**Your assignment:**
What you return must be every line below that includes the word "close".

**Given records:**
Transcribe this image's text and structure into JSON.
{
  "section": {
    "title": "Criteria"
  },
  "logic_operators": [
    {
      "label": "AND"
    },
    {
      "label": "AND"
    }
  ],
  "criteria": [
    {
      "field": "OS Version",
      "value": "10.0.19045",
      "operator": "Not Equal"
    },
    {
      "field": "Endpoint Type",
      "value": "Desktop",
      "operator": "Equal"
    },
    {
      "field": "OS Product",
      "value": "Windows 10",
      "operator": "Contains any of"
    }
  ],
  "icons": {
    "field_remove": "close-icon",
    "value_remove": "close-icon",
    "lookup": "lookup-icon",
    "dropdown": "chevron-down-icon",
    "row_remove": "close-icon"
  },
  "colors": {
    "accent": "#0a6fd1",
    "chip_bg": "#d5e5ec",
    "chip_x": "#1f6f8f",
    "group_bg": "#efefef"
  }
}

**Output below:**
    "field_remove": "close-icon",
    "value_remove": "close-icon",
    "row_remove": "close-icon"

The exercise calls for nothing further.